How a debut opportunity led to one of the most reliable football players in the history of the NFL.
When offensive guard Will Shields was selected in the third round of the 1993 NFL Draft, Chiefs Kingdom had their sights drawn to other new additions to the franchise.
Prior to the draft, the Chiefs would trade with the San Francisco 49ers to acquire quarterback Joe Montana. Two months later, the signing of running back Marcus Allen from the Los Angeles Raiders created a fresh optimism around the fanbase.
At the time, it would be near impossible to convince someone that the most important piece added going into the 1993 season was an interior offensive lineman from the University of Nebraska. But after his decade-plus career, few Chiefs fans that experienced Shields play would argue against his importance to the organization.
To begin the 1993 season, The Chiefs traveled to Tampa Bay to play the Buccaneers.

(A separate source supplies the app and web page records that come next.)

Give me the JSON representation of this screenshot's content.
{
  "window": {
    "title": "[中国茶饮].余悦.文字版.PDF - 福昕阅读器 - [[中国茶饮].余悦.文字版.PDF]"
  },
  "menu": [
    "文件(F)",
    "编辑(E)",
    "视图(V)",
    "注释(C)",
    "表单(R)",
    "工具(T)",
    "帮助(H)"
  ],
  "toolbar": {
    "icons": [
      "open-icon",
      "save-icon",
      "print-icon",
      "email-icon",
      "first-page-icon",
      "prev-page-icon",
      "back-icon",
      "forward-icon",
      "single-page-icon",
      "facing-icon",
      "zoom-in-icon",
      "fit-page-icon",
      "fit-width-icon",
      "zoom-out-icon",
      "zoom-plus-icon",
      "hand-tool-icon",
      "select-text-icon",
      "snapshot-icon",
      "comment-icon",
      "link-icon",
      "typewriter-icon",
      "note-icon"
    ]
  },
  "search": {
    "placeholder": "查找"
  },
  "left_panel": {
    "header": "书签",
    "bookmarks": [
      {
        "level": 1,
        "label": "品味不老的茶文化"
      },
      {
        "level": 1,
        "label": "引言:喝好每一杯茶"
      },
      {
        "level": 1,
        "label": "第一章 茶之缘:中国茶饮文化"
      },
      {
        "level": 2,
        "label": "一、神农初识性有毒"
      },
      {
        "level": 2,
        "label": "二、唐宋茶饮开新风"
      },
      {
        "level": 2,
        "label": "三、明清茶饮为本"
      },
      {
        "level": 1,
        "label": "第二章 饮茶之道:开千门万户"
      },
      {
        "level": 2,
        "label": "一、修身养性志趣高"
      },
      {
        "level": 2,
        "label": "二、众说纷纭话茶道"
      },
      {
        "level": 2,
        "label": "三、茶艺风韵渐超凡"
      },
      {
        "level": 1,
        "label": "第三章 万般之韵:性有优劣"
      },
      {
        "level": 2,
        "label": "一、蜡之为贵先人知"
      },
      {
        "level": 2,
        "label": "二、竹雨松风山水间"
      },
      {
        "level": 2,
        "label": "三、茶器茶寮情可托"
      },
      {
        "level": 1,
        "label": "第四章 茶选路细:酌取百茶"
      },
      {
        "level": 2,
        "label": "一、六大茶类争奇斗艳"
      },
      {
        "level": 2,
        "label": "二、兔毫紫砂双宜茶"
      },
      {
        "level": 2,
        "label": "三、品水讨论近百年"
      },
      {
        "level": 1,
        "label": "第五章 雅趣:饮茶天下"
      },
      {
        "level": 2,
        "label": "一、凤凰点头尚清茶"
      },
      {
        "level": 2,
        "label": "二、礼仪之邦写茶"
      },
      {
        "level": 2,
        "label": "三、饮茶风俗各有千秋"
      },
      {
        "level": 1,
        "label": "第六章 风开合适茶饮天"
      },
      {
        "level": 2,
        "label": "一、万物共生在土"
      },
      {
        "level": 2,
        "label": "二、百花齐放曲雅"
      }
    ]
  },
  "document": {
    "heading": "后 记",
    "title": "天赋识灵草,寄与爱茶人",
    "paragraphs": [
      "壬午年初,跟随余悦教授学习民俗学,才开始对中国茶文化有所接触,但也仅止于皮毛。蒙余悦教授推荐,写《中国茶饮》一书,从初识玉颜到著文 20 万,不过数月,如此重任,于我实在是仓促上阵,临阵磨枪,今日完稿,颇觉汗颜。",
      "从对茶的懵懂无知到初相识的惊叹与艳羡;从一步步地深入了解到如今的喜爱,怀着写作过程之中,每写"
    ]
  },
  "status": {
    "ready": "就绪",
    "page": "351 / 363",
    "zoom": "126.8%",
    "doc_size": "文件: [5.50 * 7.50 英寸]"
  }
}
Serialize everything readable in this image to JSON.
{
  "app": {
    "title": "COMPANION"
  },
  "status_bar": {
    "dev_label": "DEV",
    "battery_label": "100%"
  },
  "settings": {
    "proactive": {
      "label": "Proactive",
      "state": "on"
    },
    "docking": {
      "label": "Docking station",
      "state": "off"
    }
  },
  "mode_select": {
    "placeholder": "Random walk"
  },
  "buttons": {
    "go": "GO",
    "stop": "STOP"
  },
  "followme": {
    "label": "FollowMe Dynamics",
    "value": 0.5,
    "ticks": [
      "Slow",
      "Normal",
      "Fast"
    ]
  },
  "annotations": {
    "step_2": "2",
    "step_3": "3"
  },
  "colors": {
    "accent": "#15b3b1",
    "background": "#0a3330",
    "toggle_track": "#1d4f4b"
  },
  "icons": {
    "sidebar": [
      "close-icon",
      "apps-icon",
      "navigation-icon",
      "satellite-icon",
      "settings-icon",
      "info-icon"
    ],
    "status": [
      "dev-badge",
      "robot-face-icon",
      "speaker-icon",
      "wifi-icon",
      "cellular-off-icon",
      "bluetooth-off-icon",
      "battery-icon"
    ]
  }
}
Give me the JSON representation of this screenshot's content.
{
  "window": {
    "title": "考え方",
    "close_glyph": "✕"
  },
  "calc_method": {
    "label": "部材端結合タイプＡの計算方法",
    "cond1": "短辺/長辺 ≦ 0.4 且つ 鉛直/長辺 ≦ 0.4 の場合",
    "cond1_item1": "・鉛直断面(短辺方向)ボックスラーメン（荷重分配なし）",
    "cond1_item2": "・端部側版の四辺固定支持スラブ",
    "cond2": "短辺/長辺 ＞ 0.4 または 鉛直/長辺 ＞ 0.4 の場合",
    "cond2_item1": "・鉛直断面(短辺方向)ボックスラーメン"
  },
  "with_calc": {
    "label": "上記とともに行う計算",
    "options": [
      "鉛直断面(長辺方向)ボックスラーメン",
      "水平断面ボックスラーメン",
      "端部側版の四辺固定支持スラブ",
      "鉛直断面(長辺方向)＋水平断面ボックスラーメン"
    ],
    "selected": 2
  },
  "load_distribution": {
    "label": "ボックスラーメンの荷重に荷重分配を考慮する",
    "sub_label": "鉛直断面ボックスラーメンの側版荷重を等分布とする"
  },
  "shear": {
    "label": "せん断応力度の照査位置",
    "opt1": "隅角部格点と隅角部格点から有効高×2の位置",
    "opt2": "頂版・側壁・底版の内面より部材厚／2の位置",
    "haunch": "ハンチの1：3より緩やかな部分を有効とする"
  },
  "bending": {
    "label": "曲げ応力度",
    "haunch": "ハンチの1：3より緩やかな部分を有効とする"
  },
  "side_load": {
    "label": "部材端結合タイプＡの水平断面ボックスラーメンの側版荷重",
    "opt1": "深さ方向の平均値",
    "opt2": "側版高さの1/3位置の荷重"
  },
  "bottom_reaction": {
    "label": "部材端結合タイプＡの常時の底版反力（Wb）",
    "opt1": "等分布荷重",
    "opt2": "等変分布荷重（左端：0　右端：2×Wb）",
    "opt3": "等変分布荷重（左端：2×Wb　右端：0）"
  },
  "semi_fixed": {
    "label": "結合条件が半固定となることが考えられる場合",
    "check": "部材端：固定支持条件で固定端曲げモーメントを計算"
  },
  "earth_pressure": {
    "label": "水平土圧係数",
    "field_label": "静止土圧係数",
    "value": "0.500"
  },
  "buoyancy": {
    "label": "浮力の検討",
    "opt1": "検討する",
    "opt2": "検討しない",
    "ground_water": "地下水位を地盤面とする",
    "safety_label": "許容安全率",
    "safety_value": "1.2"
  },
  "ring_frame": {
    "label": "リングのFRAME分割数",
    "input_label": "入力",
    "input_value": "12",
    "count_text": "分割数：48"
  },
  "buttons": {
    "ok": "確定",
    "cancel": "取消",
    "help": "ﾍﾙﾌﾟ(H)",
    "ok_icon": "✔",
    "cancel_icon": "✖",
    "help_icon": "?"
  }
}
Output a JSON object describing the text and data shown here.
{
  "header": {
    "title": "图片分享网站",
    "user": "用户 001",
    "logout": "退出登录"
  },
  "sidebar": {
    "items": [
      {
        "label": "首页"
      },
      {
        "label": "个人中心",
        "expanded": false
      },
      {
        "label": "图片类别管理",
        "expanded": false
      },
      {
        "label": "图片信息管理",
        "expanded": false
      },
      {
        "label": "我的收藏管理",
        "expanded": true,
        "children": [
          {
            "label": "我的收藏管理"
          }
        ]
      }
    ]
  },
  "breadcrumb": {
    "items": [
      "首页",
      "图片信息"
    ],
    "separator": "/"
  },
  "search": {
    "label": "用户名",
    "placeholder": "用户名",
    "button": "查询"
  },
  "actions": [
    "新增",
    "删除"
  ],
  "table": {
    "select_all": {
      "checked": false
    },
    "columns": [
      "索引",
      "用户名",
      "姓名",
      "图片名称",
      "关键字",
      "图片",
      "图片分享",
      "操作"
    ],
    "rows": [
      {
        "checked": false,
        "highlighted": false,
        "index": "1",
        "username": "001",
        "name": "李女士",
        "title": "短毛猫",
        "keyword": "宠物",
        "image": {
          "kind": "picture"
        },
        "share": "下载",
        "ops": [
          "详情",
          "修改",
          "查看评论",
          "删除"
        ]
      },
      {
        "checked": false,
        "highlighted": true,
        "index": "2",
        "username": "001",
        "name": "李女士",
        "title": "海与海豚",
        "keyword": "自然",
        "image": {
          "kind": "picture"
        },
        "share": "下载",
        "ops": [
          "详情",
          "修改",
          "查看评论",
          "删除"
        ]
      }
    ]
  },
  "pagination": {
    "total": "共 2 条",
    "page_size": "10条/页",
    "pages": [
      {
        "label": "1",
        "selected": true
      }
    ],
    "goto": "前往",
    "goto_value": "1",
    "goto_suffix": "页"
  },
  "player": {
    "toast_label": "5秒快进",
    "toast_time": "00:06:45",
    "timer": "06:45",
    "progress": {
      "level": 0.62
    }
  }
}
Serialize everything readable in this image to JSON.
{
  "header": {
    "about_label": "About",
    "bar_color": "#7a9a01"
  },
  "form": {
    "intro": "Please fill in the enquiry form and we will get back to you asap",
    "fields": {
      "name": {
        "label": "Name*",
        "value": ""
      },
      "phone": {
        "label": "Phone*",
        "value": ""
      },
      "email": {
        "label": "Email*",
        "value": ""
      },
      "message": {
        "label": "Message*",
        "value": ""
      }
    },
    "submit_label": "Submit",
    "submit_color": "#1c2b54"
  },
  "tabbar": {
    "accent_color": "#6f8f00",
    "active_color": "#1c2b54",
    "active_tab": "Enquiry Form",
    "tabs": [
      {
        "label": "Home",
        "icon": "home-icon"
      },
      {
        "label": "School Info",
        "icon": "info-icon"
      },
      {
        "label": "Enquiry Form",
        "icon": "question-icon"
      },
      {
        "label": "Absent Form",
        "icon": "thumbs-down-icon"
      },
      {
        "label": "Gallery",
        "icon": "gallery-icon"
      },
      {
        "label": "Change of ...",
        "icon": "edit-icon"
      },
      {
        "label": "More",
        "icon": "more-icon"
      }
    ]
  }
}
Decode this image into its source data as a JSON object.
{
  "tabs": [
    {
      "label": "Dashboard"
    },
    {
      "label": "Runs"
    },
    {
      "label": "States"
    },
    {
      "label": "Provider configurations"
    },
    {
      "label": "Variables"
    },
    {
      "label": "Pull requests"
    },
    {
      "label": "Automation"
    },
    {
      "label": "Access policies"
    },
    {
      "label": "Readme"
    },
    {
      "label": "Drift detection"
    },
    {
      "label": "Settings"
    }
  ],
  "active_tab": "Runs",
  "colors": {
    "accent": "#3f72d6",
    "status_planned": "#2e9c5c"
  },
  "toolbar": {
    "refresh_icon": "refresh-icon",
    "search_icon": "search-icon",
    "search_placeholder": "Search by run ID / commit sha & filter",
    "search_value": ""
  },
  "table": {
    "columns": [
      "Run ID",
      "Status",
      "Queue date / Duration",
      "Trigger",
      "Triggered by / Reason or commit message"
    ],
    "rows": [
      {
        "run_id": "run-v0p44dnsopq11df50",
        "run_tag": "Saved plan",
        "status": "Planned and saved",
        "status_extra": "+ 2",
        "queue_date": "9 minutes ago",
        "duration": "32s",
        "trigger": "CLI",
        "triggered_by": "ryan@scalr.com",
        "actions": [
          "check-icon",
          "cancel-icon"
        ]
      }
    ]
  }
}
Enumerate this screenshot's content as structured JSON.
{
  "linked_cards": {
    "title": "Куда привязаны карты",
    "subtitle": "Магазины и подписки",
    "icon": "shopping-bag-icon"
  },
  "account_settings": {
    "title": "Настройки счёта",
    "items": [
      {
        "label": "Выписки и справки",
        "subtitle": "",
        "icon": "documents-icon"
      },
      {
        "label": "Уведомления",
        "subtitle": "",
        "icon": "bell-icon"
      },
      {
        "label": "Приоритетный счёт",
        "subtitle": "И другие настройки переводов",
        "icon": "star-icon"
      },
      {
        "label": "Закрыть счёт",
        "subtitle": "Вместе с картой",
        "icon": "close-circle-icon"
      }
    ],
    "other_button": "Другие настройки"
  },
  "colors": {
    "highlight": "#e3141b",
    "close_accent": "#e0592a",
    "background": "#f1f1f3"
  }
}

During the game, Chiefs starting left guard Dave Szott suffered a knee injury.
Shields would play as the ‘next man up’ for the Chiefs, but no lineman would have to play that role to replace Shields throughout his entire career.
After his Week 1 performance, Shields would go on to start for the rest of the season. For that season and the rest of his career, Shields played a superhuman like role for the Chiefs.
Shields would never miss another game in his fourteen-year career. He started in 223 consecutive regular-season games, according to the Pro Football Hall of Fame.
Durability and toughness were not the only qualities he brought to the table. Shields showed the ability to perform any blocking assignment on the field needed to win.
Watching the mere highlights and glimpses from his career anyone can notice his incredible athleticism. The Chiefs were able to use that by pulling guard and using Shields in the open field for blocking.
Even more impressive is how Shields managed to commit few penalties. There were 18 penalties called against him during his twelve consecutive Pro Bowl selections, according to Pro Football Reference.
To only commit roughly one penalty a season, while playing every single game is greatness. Especially since Shields blocked at several levels of the field, not just the line of scrimmage.
The talent combined with disciplined blocking placed him in the highest regard for an offensive lineman. After his first two seasons, Shields would make the Pro Bowl every season after until his retirement, ending up with twelve straight selections.
Shields was named a First-Team All-Pro three times and was on the second team four times, according to the Pro Football Hall of Fame. His performances week by week contributed largely to the Chiefs’ success in the early 2000s.
Running back Priest Holmes could have driven a Brink truck through some of the holes created by Shields and the rest of the offensive line. They played a key role in Holmes breaking the single-season record for touchdowns with 27 in the 2004 season.
The Chiefs honored Shields’ career by placing him in their ring of honor not even a decade after his career ended. His greatness earned him a spot in the Pro Football Hall of Fame in the class of 2015.
Shields was a large contributor to competitive and run-dominant Chiefs teams. Despite offensive lineman not getting the credit they deserve, he was able to display his greatness by suiting up every week and performing at an All-Pro level.